Sinking down into gloom and doom must always be avoided. That is the cowardly way out.

It is far better to do the harder but far less dramatic work of applying patient, nonviolent pressure to bring about change.

Yet so many of us — conservatives, radicals, so-called minorities and others — are relentlessly encouraged to lower our thoughts under the influence of the hyperbolic rhetoric that runs rampant, all designed to stoke fear and irrationality.

This is most common with the members on the dwindling far right side of the GOP, greatly disturbing Republicans like David Frum and Joe Scarborough, forming a Gang of Three with Peggy Noonan.

These serious minds warn against what the red base of the GOP is being deluded by, causing it to fight a lost cause that will shrink them more as a principled political force.

They are told the government will set up death panels or will send black helicopters.
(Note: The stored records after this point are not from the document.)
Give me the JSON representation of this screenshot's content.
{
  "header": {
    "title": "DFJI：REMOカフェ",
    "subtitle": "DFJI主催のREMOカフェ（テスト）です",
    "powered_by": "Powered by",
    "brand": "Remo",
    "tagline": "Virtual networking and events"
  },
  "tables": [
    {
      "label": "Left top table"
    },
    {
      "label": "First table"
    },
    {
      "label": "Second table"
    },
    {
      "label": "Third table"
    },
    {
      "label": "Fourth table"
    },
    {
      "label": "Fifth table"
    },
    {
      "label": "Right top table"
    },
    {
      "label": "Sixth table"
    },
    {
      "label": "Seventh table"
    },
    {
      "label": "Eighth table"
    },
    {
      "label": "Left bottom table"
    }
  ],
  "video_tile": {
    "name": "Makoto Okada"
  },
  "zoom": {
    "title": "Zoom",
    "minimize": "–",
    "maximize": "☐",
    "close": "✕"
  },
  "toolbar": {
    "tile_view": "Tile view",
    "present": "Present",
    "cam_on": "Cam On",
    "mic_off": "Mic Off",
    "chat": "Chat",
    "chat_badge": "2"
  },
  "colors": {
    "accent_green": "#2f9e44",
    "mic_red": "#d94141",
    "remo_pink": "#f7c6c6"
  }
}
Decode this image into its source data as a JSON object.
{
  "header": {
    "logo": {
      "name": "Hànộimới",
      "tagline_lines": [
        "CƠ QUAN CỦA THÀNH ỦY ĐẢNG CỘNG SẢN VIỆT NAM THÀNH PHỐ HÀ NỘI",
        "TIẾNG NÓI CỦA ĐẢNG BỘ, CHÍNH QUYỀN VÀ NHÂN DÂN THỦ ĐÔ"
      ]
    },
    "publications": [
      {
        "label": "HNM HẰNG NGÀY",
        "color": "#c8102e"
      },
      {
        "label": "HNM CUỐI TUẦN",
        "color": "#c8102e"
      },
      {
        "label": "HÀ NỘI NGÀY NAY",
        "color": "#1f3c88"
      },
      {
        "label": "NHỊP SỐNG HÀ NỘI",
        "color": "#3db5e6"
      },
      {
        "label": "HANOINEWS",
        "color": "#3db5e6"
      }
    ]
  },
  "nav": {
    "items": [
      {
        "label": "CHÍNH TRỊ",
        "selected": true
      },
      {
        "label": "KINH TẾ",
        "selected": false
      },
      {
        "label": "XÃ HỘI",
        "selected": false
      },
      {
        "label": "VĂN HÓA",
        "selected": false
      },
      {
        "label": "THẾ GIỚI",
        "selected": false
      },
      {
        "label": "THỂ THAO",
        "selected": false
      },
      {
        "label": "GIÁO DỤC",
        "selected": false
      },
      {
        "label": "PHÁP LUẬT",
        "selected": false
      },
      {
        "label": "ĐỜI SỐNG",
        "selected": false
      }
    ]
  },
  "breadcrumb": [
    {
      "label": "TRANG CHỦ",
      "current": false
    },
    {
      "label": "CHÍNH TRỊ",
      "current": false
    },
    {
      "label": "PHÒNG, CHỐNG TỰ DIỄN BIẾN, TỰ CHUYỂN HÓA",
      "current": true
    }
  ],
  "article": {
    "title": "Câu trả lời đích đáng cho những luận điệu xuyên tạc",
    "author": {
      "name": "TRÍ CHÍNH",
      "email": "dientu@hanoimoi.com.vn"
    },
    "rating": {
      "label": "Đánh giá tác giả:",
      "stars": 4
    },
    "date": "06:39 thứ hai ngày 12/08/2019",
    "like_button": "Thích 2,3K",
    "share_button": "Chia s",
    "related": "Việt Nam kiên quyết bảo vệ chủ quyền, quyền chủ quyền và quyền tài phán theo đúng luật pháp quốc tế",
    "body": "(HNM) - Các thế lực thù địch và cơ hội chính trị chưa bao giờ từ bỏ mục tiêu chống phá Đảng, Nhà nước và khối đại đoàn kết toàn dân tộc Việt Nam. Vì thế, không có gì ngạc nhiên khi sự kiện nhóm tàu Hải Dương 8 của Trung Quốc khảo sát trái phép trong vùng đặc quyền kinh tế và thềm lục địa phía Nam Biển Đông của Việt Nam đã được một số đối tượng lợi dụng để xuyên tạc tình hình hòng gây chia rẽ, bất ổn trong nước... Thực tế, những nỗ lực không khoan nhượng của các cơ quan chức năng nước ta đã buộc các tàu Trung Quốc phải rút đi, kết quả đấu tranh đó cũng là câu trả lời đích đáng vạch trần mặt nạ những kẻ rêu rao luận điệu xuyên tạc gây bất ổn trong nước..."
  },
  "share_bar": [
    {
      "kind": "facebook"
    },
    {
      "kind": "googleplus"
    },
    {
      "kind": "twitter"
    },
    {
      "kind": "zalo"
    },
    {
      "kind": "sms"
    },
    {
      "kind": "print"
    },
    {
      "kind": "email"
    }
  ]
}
The fearmongers want them to believe that unless they hyperventilate, unless they resist with every fiber of their being, the end of life as they know it could be at hand.

We see this in reactions to the protests in the wake of the acquittal of George Zimmerman.

To the professional hysterics and the industry of overreaction they promote, black and brown kids were supposed to be so loosely wrapped that they could not, would not, repress the thuggish or whorish inclinations that inspire the worst of hip-hop and the denigration of women.

So, when a teenager is killed by an irresponsible neighborhood watchman who chooses not to follow 911 orders, we were supposed to expect riots.

When — what do you know — protests were almost uniformly peaceful, you could almost feel the disappointment.

Or see the similarly unhinged reaction to Texas state Sen. Wendy Davis, whose filibuster to stop an abortion bill from passing (it ultimately did pass) had some Democrats touting her as a future governor.

When Davis rose, and people stood with her, the right wing did all in its power to cough up an apoplectic, how-dare-she response.

The carnival barkers get ever louder, it seems, to prey on the shortcomings of human nature.

Mr. Shill, Sean Hannity, continues to profit from racial paranoia, no matter, for now, the way he is always called out by a true and rational conservative.

Joe Scarborough is whom I mean, given that he refused to join the buffalo herd of opportunists leading to the perilous future over the cliff of American reality.

But as the volume of Mr. Shill and his crew rises steadily, the sensible majority quietly but just as steadily tunes them out.

The abolition movement is the truest expression of how this dynamic works — how calm and reason ultimately bring us through the storm.

It cannot be read or studied enough how those men and women created a more illuminated path, showing by example how to fight the power.

This is why we should never be too distracted by the stubborn problems with black or all so-called minority youth.

They will eventually know what growing up means.

They will eventually understand the difference between responsible and irresponsible policy, between responsible and irresponsible action.

You can see it now in the young people in Florida, where many would expect the black asphalt to be boiling over.

But things are quite different, and that difference is a version of real awareness. Phillip Agnew, the executive director of Dream Defenders, said on MSNBC’s "All In With Chris Hayes" that "Though we could be angry, and though we could destroy cities as the media would like to say we would do, we’ve decided to direct our anger in a way that moves us forward."

Then there is the wounded nobility of Trayvon Martin’s parents, who expressed their grief far from hysteria.

They stood against any would-be revolutionary violence besmirching their son’s name, doing as much as could be done in the electronic context of talking-head reality.

Whenever the more human qualities of so-called minorities are recognized, the motion forward always continues to move.

The result is empathy of the sort that fueled the abolition movement, the women’s movement and the contemporary women’s rights movement — now symbolized by Planned Parenthood and its supporters standing their ground against Texas laws — and the parent-led gun-safety movement.

All are affirmative signs of the American soul’s ability to constantly rise from the canvas of the long battle and spit blood in the bucket while catching a breath before the bell rings again.

Such people know how to "fight the power." Someday, it will be more right than wrong. That’s the bittersweet fact of national history and national life.

Stanley Crouch can be reached by email at